"You can't prove anything by manufacturing something," says Robinson. "Until we can weed out the hobbyist investigators, the future's a little cloudy."

Even the media's played a part in belittling the bizarre. Radio host Lewis says that one of his "dreams" would be to eliminate the media's use of The X Files motto.

"You see TV anchors mention a potential UFO sighting over Portland and laugh," says Lewis. "Well, you know what they say, 'the truth is out there,' they say. It's bullshit. This is more real than plopping down in front of your TV to watch Snooki."



As for the future of Portland's hunt for the paranormal? Investigators agree: It's complicated. With the endless stream of fabricated material popping up on YouTube and the media, it's an uphill battle for those who want to be trusted.

MUFON State Director Tom Bowden says that belief in UFOs in particular will only be accepted on the mainstream level if it comes from someone that people can trust, similar to the nation's politics system.

"I mean, heck, people trust guys like Paul Ryan, who is full of crap. It's all a matter of credibility," says Bowden, who's been working for years to bridge the gap between academia and "UFOlogy." "The only way people will believe is if they hear it from someone with a great deal of leadership and following."

Regardless of achieving the widespread belief in the paranormal, Robinson says that there's still a lot of work to be done in the field locally.

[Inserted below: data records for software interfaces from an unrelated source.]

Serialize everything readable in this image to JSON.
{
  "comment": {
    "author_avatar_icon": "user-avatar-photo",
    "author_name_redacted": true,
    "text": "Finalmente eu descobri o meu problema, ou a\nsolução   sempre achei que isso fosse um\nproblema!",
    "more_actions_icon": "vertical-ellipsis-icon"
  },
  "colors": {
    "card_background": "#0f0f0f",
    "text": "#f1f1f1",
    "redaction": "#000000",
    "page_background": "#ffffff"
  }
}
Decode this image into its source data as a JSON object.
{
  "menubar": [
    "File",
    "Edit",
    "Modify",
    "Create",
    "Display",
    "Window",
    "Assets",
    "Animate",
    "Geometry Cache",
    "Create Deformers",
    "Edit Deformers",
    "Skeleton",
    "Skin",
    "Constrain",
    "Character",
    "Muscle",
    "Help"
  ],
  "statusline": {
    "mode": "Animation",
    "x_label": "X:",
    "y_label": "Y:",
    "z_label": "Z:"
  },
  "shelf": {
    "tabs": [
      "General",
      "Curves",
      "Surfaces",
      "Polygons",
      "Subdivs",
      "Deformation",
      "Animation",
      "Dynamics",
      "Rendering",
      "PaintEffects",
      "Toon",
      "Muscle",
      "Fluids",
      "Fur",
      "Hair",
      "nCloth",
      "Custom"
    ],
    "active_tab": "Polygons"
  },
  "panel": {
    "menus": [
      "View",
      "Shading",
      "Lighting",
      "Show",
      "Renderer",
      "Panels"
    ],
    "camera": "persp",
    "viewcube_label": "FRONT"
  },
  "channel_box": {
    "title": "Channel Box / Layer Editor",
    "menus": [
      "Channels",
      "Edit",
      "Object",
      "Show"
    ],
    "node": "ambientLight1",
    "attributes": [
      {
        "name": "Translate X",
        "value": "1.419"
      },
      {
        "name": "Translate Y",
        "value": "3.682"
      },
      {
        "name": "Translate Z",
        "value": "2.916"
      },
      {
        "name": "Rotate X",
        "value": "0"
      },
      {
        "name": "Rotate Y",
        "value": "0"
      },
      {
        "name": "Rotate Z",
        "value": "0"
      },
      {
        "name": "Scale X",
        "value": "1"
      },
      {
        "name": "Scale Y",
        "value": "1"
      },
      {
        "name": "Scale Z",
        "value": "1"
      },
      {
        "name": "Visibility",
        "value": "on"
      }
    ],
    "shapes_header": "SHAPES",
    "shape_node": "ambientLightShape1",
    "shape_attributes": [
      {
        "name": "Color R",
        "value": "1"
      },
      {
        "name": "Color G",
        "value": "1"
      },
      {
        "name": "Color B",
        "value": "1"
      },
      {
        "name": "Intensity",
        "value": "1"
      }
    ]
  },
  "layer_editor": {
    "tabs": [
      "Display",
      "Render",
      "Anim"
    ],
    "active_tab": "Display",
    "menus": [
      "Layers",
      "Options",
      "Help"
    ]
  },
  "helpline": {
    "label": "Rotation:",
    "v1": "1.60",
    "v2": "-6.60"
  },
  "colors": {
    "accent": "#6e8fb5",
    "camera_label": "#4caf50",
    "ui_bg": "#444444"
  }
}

"This is an excellent area. We're dripping with paranormal activity here waiting to be found," he says. "We've only just scratched the surface."